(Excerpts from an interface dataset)
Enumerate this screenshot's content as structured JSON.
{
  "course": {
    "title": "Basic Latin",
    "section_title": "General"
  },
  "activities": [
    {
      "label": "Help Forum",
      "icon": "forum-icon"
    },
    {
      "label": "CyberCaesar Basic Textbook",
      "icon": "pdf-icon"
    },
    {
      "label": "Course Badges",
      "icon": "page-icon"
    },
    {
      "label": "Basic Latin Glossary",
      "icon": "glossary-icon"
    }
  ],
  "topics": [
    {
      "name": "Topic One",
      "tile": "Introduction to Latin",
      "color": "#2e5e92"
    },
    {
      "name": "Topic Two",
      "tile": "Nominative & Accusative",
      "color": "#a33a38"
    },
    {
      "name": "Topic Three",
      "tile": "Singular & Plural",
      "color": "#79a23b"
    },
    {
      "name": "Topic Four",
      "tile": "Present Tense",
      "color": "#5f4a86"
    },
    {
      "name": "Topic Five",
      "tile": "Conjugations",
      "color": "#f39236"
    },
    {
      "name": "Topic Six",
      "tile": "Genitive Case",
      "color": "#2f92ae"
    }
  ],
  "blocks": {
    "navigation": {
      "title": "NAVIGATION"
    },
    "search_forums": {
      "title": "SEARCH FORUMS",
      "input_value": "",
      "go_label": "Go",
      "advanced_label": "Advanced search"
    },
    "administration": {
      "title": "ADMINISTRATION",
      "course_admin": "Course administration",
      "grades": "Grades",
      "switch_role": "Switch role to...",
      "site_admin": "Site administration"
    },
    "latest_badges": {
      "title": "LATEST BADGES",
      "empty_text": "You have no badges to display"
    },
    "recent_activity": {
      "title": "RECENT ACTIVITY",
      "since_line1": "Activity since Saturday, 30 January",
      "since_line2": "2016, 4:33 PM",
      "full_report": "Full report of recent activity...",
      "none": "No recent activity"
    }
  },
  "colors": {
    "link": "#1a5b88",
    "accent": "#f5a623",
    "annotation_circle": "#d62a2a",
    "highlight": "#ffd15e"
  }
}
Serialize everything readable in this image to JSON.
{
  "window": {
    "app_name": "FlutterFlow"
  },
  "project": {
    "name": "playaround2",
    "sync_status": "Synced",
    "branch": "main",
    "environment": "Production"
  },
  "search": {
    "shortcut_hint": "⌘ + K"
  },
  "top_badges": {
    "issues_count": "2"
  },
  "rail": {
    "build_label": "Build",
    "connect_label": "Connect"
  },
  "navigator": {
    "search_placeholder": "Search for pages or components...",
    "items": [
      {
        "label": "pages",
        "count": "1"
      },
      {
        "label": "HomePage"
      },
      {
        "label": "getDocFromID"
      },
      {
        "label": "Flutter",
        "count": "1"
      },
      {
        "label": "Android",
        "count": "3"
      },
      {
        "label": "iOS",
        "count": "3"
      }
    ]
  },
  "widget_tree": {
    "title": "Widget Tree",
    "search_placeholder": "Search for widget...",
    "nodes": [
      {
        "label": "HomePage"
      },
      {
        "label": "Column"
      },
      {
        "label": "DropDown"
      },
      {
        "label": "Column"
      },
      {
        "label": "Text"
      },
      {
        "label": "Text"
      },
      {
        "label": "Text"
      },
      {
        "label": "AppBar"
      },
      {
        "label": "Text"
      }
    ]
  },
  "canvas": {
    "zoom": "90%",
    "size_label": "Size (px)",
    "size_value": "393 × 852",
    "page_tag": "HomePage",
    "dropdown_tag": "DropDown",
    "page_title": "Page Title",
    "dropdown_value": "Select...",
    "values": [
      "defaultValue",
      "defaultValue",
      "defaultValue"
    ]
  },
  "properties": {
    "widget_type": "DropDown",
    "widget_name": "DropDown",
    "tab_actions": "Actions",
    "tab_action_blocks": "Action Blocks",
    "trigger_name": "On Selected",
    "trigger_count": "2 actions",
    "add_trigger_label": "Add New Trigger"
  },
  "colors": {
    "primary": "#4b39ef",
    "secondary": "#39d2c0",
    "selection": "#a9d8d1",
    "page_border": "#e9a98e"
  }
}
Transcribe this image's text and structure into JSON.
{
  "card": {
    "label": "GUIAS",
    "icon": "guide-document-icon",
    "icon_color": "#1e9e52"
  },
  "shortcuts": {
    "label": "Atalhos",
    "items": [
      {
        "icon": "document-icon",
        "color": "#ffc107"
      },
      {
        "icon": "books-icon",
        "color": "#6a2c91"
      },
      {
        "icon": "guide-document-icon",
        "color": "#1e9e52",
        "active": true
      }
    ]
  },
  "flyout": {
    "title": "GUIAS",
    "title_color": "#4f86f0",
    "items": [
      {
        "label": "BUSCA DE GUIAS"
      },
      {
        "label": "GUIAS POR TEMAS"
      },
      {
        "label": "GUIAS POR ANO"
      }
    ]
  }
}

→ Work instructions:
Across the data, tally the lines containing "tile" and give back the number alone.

→ Answer for this exercise:
6